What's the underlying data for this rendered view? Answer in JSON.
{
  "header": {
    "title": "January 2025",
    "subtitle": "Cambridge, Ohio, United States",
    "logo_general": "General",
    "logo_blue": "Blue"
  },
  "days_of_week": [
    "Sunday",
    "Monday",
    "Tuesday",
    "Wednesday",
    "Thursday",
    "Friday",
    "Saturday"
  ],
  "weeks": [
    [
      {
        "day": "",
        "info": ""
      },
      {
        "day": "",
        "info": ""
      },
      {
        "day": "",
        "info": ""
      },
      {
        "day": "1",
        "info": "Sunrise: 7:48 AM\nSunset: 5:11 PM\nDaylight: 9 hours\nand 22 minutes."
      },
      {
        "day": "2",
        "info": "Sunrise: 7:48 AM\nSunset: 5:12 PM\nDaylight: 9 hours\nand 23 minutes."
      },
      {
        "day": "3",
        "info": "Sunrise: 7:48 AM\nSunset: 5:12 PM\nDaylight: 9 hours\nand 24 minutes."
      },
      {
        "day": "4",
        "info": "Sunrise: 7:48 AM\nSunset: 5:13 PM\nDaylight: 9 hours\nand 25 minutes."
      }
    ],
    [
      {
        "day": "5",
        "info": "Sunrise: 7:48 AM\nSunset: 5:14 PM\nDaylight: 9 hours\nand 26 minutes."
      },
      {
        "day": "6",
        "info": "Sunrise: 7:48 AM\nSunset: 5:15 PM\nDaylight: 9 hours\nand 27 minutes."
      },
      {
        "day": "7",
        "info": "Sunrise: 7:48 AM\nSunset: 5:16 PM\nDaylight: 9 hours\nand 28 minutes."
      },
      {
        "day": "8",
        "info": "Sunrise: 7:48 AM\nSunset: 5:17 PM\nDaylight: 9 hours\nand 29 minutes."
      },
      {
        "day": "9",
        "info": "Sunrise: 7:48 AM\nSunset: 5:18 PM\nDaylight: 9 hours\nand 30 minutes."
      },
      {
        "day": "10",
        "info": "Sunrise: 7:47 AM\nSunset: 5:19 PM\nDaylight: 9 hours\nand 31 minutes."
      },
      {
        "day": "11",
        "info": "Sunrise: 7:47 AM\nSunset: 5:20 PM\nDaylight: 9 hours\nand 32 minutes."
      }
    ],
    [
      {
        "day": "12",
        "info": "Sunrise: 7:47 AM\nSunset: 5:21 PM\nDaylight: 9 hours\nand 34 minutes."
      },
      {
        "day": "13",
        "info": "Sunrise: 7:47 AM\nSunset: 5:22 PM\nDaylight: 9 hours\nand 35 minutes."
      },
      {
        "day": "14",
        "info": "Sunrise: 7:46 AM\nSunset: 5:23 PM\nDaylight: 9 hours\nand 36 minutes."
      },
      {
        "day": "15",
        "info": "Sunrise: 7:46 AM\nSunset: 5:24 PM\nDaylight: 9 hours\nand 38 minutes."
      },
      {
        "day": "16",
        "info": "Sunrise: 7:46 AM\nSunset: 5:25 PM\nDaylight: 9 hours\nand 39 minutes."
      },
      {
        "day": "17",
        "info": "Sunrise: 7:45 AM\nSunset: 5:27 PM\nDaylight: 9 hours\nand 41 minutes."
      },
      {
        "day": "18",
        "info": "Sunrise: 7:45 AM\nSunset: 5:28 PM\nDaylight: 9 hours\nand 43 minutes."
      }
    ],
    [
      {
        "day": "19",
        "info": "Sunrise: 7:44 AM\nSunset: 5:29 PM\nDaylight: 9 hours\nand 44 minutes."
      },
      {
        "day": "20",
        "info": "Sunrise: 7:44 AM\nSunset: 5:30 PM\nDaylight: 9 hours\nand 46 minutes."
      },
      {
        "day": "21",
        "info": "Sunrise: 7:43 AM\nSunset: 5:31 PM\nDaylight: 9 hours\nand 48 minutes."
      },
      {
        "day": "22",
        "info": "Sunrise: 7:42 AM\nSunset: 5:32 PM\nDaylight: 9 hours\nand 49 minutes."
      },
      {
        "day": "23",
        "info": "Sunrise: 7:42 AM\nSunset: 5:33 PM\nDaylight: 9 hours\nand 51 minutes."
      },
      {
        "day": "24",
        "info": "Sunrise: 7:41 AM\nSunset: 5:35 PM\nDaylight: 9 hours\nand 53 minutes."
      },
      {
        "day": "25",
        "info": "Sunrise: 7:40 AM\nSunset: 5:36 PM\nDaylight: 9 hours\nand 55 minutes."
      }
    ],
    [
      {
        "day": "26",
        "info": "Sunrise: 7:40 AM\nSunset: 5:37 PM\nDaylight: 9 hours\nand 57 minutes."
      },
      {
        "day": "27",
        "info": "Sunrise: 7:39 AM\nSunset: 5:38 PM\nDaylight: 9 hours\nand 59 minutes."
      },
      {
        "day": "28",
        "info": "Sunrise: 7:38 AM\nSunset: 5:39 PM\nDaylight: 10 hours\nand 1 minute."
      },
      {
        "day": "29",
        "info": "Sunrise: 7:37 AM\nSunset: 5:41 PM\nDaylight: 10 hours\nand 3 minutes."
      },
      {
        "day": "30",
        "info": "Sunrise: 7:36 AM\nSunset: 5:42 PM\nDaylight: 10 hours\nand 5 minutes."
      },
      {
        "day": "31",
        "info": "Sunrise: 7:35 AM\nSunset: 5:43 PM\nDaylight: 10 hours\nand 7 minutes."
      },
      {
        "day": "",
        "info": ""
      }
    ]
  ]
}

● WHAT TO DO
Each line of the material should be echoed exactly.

● ANSWER FOR THE TASK
What's the underlying data for this rendered view? Answer in JSON.
{
  "header": {
    "title": "January 2025",
    "subtitle": "Cambridge, Ohio, United States",
    "logo_general": "General",
    "logo_blue": "Blue"
  },
  "days_of_week": [
    "Sunday",
    "Monday",
    "Tuesday",
    "Wednesday",
    "Thursday",
    "Friday",
    "Saturday"
  ],
  "weeks": [
    [
      {
        "day": "",
        "info": ""
      },
      {
        "day": "",
        "info": ""
      },
      {
        "day": "",
        "info": ""
      },
      {
        "day": "1",
        "info": "Sunrise: 7:48 AM\nSunset: 5:11 PM\nDaylight: 9 hours\nand 22 minutes."
      },
      {
        "day": "2",
        "info": "Sunrise: 7:48 AM\nSunset: 5:12 PM\nDaylight: 9 hours\nand 23 minutes."
      },
      {
        "day": "3",
        "info": "Sunrise: 7:48 AM\nSunset: 5:12 PM\nDaylight: 9 hours\nand 24 minutes."
      },
      {
        "day": "4",
        "info": "Sunrise: 7:48 AM\nSunset: 5:13 PM\nDaylight: 9 hours\nand 25 minutes."
      }
    ],
    [
      {
        "day": "5",
        "info": "Sunrise: 7:48 AM\nSunset: 5:14 PM\nDaylight: 9 hours\nand 26 minutes."
      },
      {
        "day": "6",
        "info": "Sunrise: 7:48 AM\nSunset: 5:15 PM\nDaylight: 9 hours\nand 27 minutes."
      },
      {
        "day": "7",
        "info": "Sunrise: 7:48 AM\nSunset: 5:16 PM\nDaylight: 9 hours\nand 28 minutes."
      },
      {
        "day": "8",
        "info": "Sunrise: 7:48 AM\nSunset: 5:17 PM\nDaylight: 9 hours\nand 29 minutes."
      },
      {
        "day": "9",
        "info": "Sunrise: 7:48 AM\nSunset: 5:18 PM\nDaylight: 9 hours\nand 30 minutes."
      },
      {
        "day": "10",
        "info": "Sunrise: 7:47 AM\nSunset: 5:19 PM\nDaylight: 9 hours\nand 31 minutes."
      },
      {
        "day": "11",
        "info": "Sunrise: 7:47 AM\nSunset: 5:20 PM\nDaylight: 9 hours\nand 32 minutes."
      }
    ],
    [
      {
        "day": "12",
        "info": "Sunrise: 7:47 AM\nSunset: 5:21 PM\nDaylight: 9 hours\nand 34 minutes."
      },
      {
        "day": "13",
        "info": "Sunrise: 7:47 AM\nSunset: 5:22 PM\nDaylight: 9 hours\nand 35 minutes."
      },
      {
        "day": "14",
        "info": "Sunrise: 7:46 AM\nSunset: 5:23 PM\nDaylight: 9 hours\nand 36 minutes."
      },
      {
        "day": "15",
        "info": "Sunrise: 7:46 AM\nSunset: 5:24 PM\nDaylight: 9 hours\nand 38 minutes."
      },
      {
        "day": "16",
        "info": "Sunrise: 7:46 AM\nSunset: 5:25 PM\nDaylight: 9 hours\nand 39 minutes."
      },
      {
        "day": "17",
        "info": "Sunrise: 7:45 AM\nSunset: 5:27 PM\nDaylight: 9 hours\nand 41 minutes."
      },
      {
        "day": "18",
        "info": "Sunrise: 7:45 AM\nSunset: 5:28 PM\nDaylight: 9 hours\nand 43 minutes."
      }
    ],
    [
      {
        "day": "19",
        "info": "Sunrise: 7:44 AM\nSunset: 5:29 PM\nDaylight: 9 hours\nand 44 minutes."
      },
      {
        "day": "20",
        "info": "Sunrise: 7:44 AM\nSunset: 5:30 PM\nDaylight: 9 hours\nand 46 minutes."
      },
      {
        "day": "21",
        "info": "Sunrise: 7:43 AM\nSunset: 5:31 PM\nDaylight: 9 hours\nand 48 minutes."
      },
      {
        "day": "22",
        "info": "Sunrise: 7:42 AM\nSunset: 5:32 PM\nDaylight: 9 hours\nand 49 minutes."
      },
      {
        "day": "23",
        "info": "Sunrise: 7:42 AM\nSunset: 5:33 PM\nDaylight: 9 hours\nand 51 minutes."
      },
      {
        "day": "24",
        "info": "Sunrise: 7:41 AM\nSunset: 5:35 PM\nDaylight: 9 hours\nand 53 minutes."
      },
      {
        "day": "25",
        "info": "Sunrise: 7:40 AM\nSunset: 5:36 PM\nDaylight: 9 hours\nand 55 minutes."
      }
    ],
    [
      {
        "day": "26",
        "info": "Sunrise: 7:40 AM\nSunset: 5:37 PM\nDaylight: 9 hours\nand 57 minutes."
      },
      {
        "day": "27",
        "info": "Sunrise: 7:39 AM\nSunset: 5:38 PM\nDaylight: 9 hours\nand 59 minutes."
      },
      {
        "day": "28",
        "info": "Sunrise: 7:38 AM\nSunset: 5:39 PM\nDaylight: 10 hours\nand 1 minute."
      },
      {
        "day": "29",
        "info": "Sunrise: 7:37 AM\nSunset: 5:41 PM\nDaylight: 10 hours\nand 3 minutes."
      },
      {
        "day": "30",
        "info": "Sunrise: 7:36 AM\nSunset: 5:42 PM\nDaylight: 10 hours\nand 5 minutes."
      },
      {
        "day": "31",
        "info": "Sunrise: 7:35 AM\nSunset: 5:43 PM\nDaylight: 10 hours\nand 7 minutes."
      },
      {
        "day": "",
        "info": ""
      }
    ]
  ]
}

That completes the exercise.